Go over the entries below line by line, copying each one that contains the word "label".
DATA UNDER STUDY Block Start
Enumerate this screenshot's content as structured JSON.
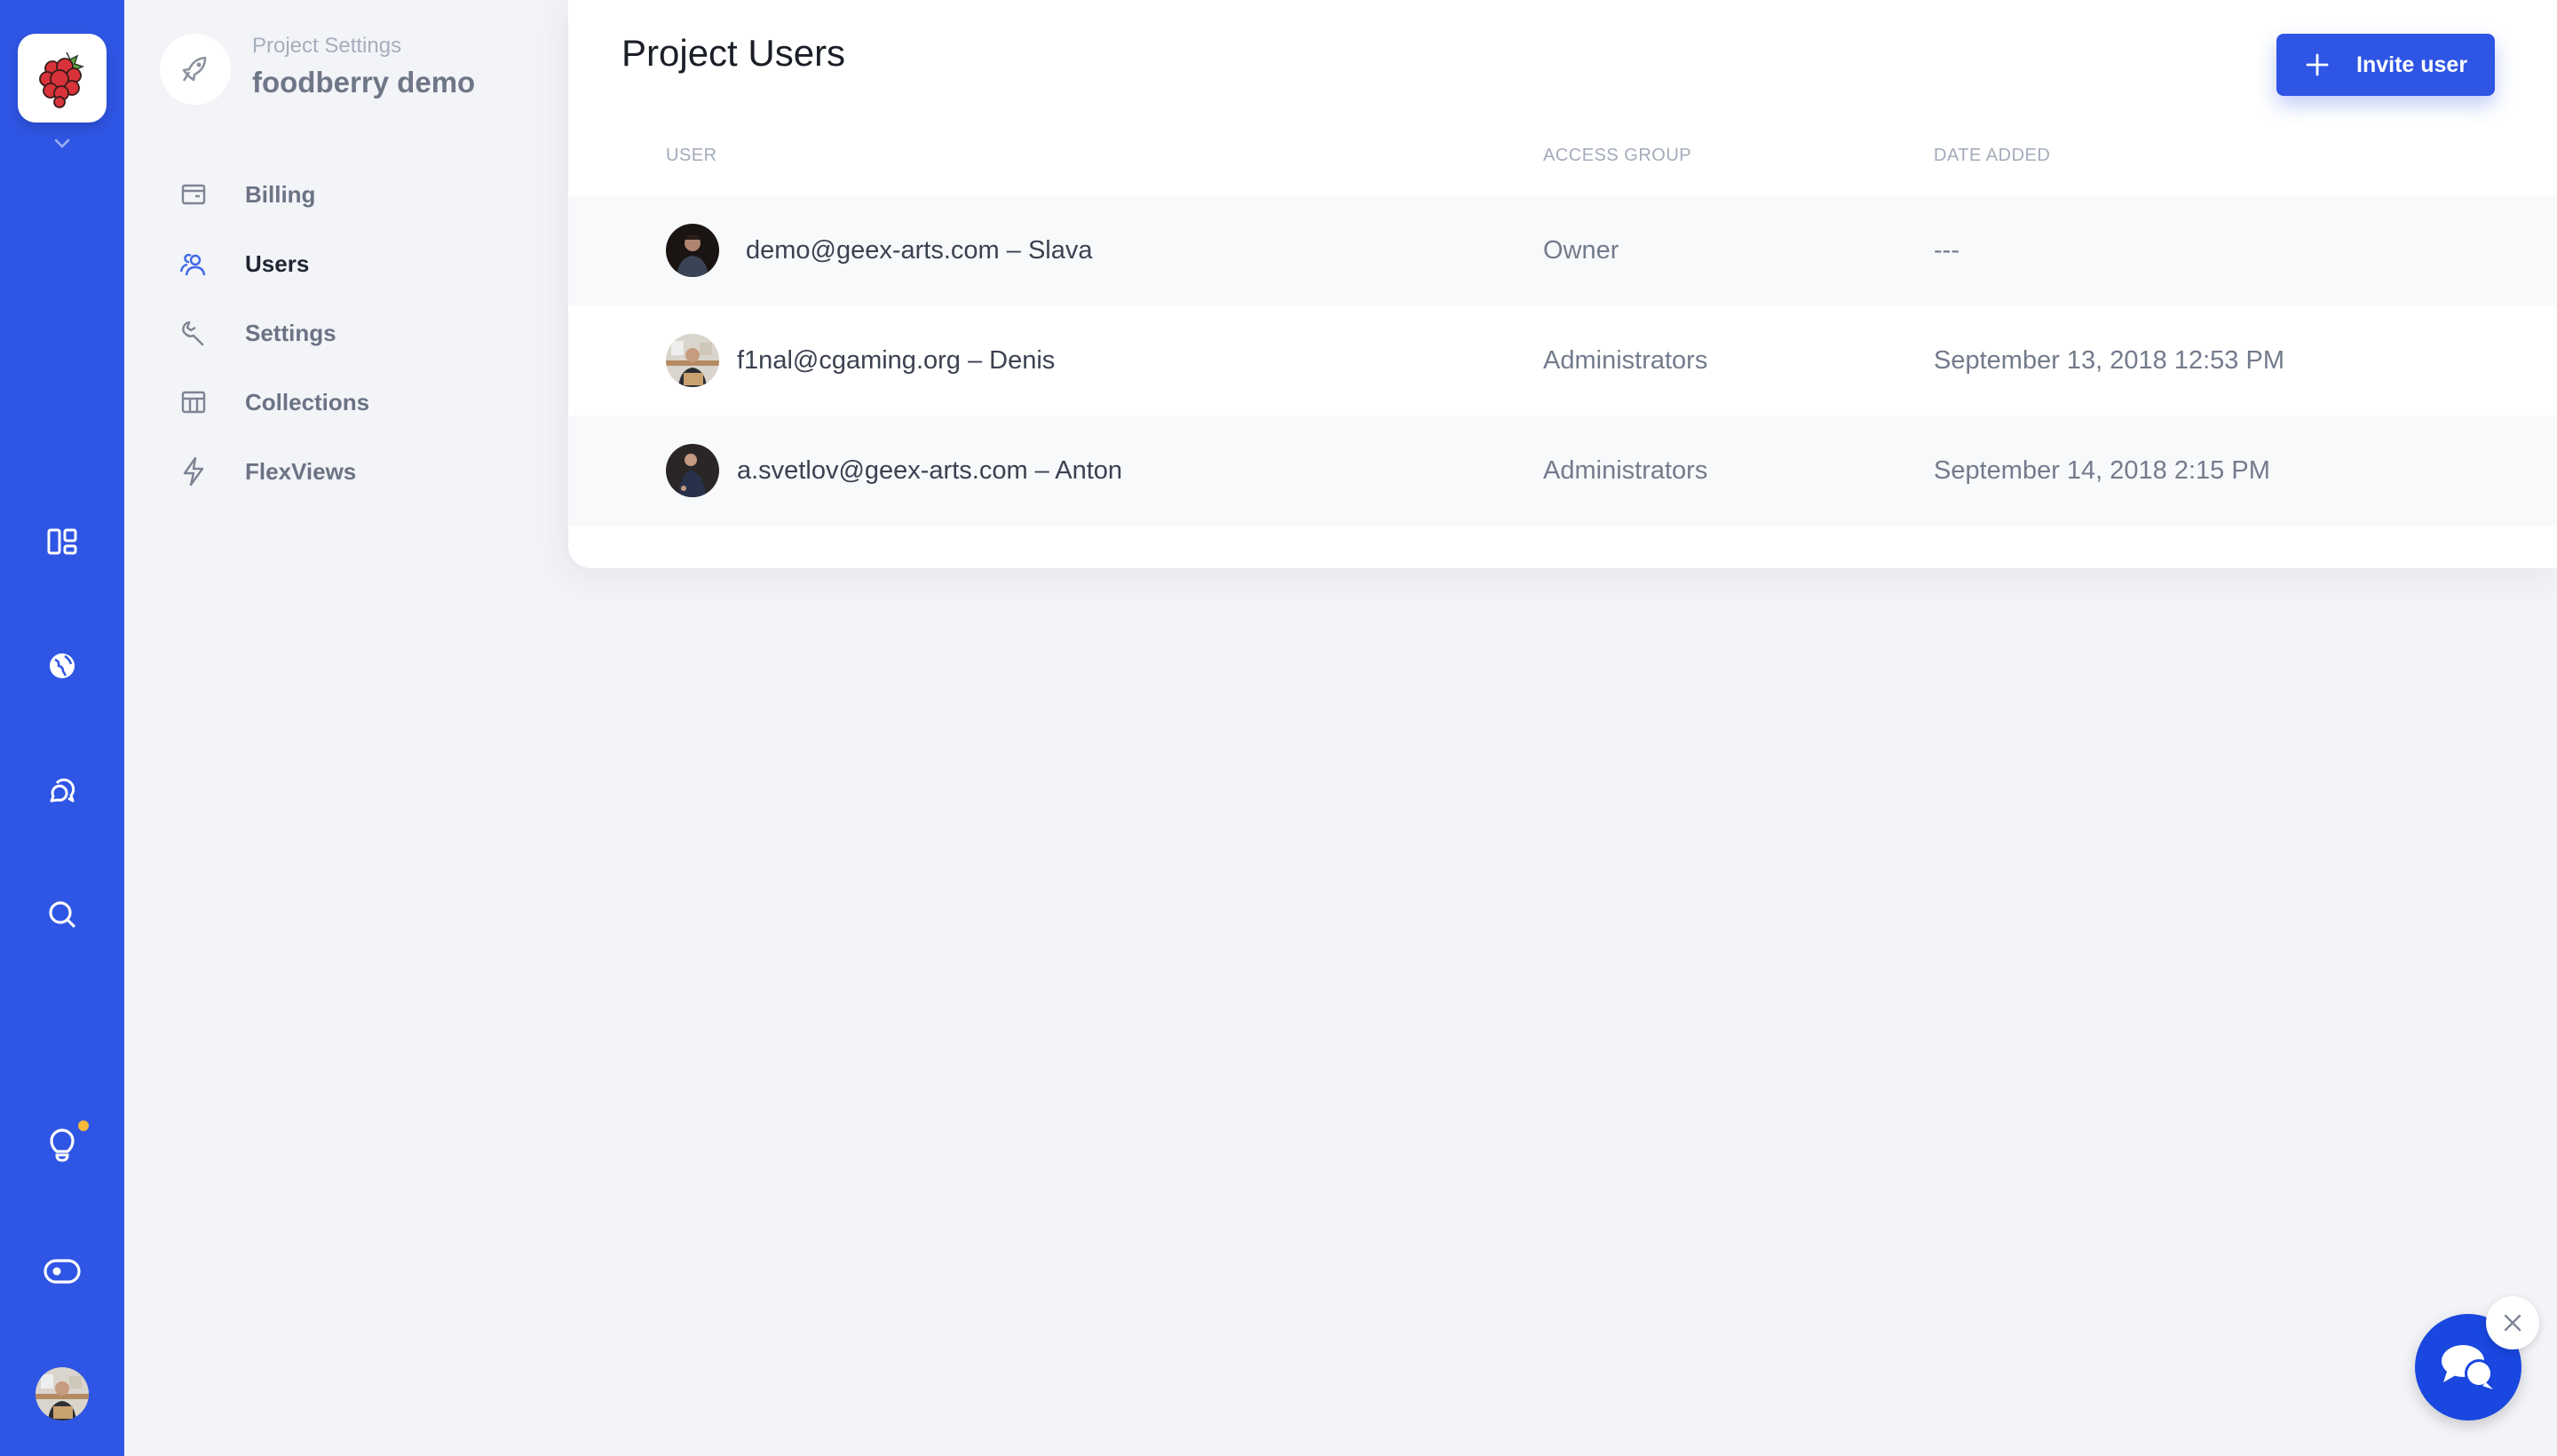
{
  "rail": {
    "app_logo": "raspberry-logo",
    "icons": [
      {
        "name": "dashboard-icon"
      },
      {
        "name": "globe-icon"
      },
      {
        "name": "chat-bubbles-icon"
      },
      {
        "name": "search-icon"
      },
      {
        "name": "lightbulb-icon"
      },
      {
        "name": "toggle-icon"
      }
    ],
    "notification_dot_color": "#f6b93b",
    "accent_color": "#2f55e4"
  },
  "settings_panel": {
    "kicker": "Project Settings",
    "project_name": "foodberry demo",
    "nav": [
      {
        "label": "Billing",
        "icon": "billing-icon",
        "active": false
      },
      {
        "label": "Users",
        "icon": "users-icon",
        "active": true
      },
      {
        "label": "Settings",
        "icon": "wrench-icon",
        "active": false
      },
      {
        "label": "Collections",
        "icon": "table-icon",
        "active": false
      },
      {
        "label": "FlexViews",
        "icon": "lightning-icon",
        "active": false
      }
    ]
  },
  "main": {
    "title": "Project Users",
    "invite_button": "Invite user",
    "columns": {
      "user": "USER",
      "access": "ACCESS GROUP",
      "date": "DATE ADDED"
    },
    "rows": [
      {
        "user": "demo@geex-arts.com – Slava",
        "access": "Owner",
        "date": "---"
      },
      {
        "user": "f1nal@cgaming.org – Denis",
        "access": "Administrators",
        "date": "September 13, 2018 12:53 PM"
      },
      {
        "user": "a.svetlov@geex-arts.com – Anton",
        "access": "Administrators",
        "date": "September 14, 2018 2:15 PM"
      }
    ]
  },
  "chat_widget": {
    "launcher_icon": "chat-icon",
    "close_icon": "close-icon"
  }
}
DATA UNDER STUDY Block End
OUTPUT OF THE TASK =
        "label": "Billing",
        "label": "Users",
        "label": "Settings",
        "label": "Collections",
        "label": "FlexViews",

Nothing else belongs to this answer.